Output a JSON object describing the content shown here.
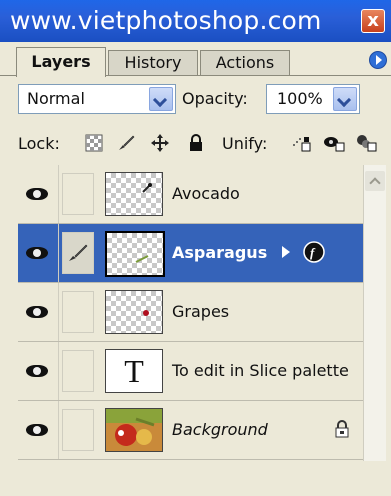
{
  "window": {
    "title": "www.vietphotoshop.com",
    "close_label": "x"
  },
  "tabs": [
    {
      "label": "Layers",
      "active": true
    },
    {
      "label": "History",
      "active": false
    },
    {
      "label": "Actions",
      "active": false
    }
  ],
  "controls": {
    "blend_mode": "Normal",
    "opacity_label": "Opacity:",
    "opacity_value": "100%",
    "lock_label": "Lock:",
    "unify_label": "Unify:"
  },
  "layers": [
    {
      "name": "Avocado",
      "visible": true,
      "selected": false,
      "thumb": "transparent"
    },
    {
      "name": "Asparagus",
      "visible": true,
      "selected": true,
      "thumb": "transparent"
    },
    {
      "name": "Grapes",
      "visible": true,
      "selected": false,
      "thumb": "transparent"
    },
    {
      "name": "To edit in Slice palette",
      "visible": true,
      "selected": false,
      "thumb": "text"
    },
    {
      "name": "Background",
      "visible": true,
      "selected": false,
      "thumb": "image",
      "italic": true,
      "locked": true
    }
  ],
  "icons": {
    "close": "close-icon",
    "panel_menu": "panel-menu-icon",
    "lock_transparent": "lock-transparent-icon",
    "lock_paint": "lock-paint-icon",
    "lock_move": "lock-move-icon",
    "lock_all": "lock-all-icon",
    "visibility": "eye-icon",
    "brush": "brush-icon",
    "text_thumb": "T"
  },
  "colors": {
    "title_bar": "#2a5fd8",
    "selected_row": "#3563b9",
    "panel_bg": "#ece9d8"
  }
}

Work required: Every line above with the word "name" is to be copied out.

Response area:
      "name": "Avocado",
      "name": "Asparagus",
      "name": "Grapes",
      "name": "To edit in Slice palette",
      "name": "Background",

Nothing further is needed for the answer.